> [EXERCISE]:
Omitting all pictures, retype the entries below exactly as given.

> [RECORD SET]:
=======
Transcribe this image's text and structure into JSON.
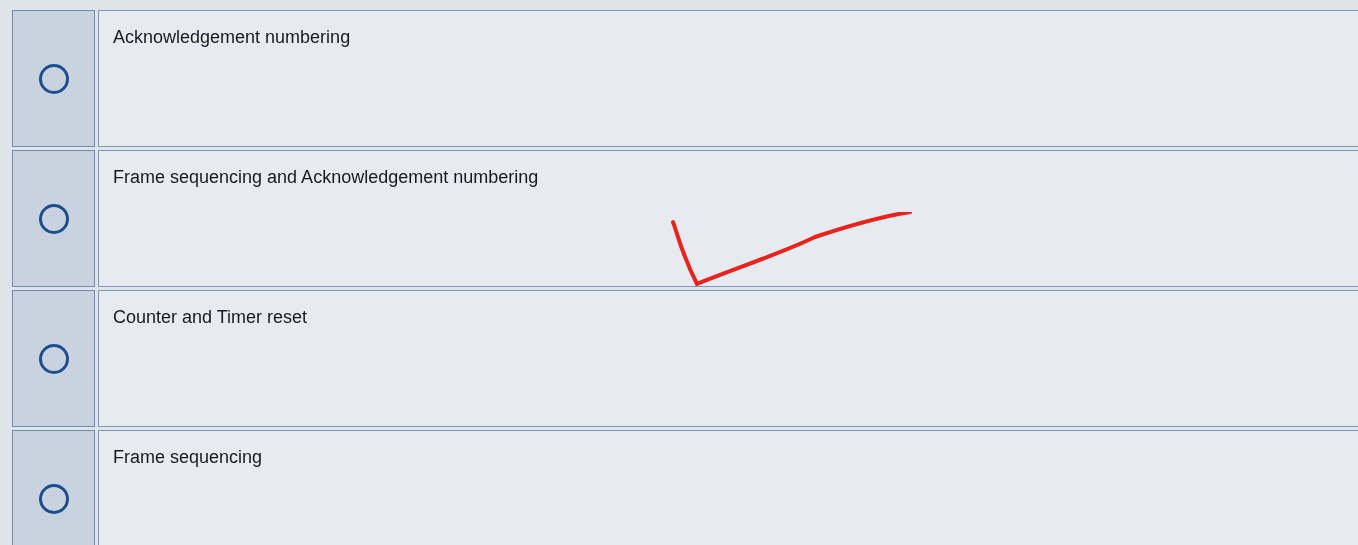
{
  "options": [
    {
      "label": "Acknowledgement numbering",
      "selected": false,
      "marked": false
    },
    {
      "label": "Frame sequencing and Acknowledgement numbering",
      "selected": false,
      "marked": true
    },
    {
      "label": "Counter and Timer reset",
      "selected": false,
      "marked": false
    },
    {
      "label": "Frame sequencing",
      "selected": false,
      "marked": false
    }
  ]
}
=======
> [RESPONSE BOX]:
Transcribe this image's text and structure into JSON.
{
  "options": [
    {
      "label": "Acknowledgement numbering",
      "selected": false,
      "marked": false
    },
    {
      "label": "Frame sequencing and Acknowledgement numbering",
      "selected": false,
      "marked": true
    },
    {
      "label": "Counter and Timer reset",
      "selected": false,
      "marked": false
    },
    {
      "label": "Frame sequencing",
      "selected": false,
      "marked": false
    }
  ]
}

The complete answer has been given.